Chin (Jin) Dynasty
The Jin (or Kin) Dynasty was established in northern China by the Jurchen (Nuzhen) tribe. The founder was Wanyan Aguda. The Dynasty was headed by nine successive emperors and reigned for 120 years.
The Jurchen people originally came from the Changbai Mountains and the Helongjiang Valley. The name "Jurchen" did not appear in historical records until the Five Dynasties Period (907 - 960) when it was under the control of the Khitan (Qidan).
The Jurchen tribe consisted of dozens of clans, of which the Wanyan clan was the largest. In 1113, Wanyan Aguda succeeded as the chieftain of his clan and united all the others under him.
In 1114, Wanyan Aguda declared war on the Liao. After his victories in Ningjiang and Chuhedian, Aguda established the Jin (golden) dynasty in 1115 and proclaimed himself emperor. His official name was Emperor Taizu.
Initially, the Jin Dynasty established its capital city in Huining (present-day Baicheng, south of Acheng), and later moved to Yanjing (present Beijing).
In 1120, the Jin Dynasty made an alliance with the Northern Sung (960 -1127) to defeat the Liao. In 1125, the Liao Emperor Tianzuo was captured and his dynasty collapsed. The Jin then took total control of Northern China.
Emperor Taizong (Wanyan Sheng), encouraged by the victory over the Liao, now turned on the Northern Sung. The Song put up strong resistance but due to ineffective leadership, the Jin army gained successive victories. In 1127, the Jin army took Kaifeng, the capital city and captured the Sung emperor. The remainder of the Song court fled south and established a new dynasty - Southern Sung (1127 - 1279).

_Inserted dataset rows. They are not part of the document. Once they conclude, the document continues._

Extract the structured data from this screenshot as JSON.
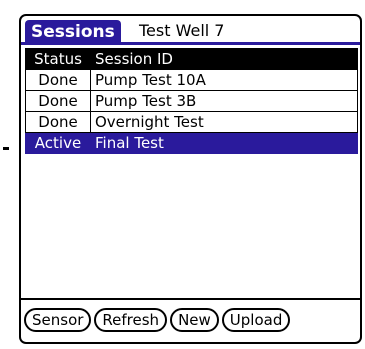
{
  "title": {
    "app_tab": "Sessions",
    "subtitle": "Test Well 7"
  },
  "table": {
    "headers": [
      "Status",
      "Session ID"
    ],
    "rows": [
      {
        "status": "Done",
        "session_id": "Pump Test 10A"
      },
      {
        "status": "Done",
        "session_id": "Pump Test 3B"
      },
      {
        "status": "Done",
        "session_id": "Overnight Test"
      },
      {
        "status": "Active",
        "session_id": "Final Test",
        "selected": true
      }
    ]
  },
  "buttons": {
    "sensor": "Sensor",
    "refresh": "Refresh",
    "new": "New",
    "upload": "Upload"
  },
  "colors": {
    "accent": "#2a1a9c",
    "header_bg": "#000000"
  }
}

An uneasy period of peace during which the rival Jin and Southern Sung existed side by side was made possible by the Jin allying themselves with the Western Xia. This gave the Jin a dominant position from which they were able to demand tribute from the Song. However, the Jin underestimated the growing threat from their ancient enemies, the Mongolians.
In the spring of 1211, Genghis Khan advanced across the Gobi desert and defeated a large Jin army at a pass called Huan-erh-tsui - the Badger's Mouth. The Jin retreated to their capital, Beijing. Soon their second city, Mukden, was taken and in 1214, Beijing fell. By then the Jin emperor had moved his capital to Bianjing on the site of modern Kaifeng.
Genghis moved off to capture the rest of the world, but in 1234 his successors captured Kaifeng, making Mongol rule supreme in northern China.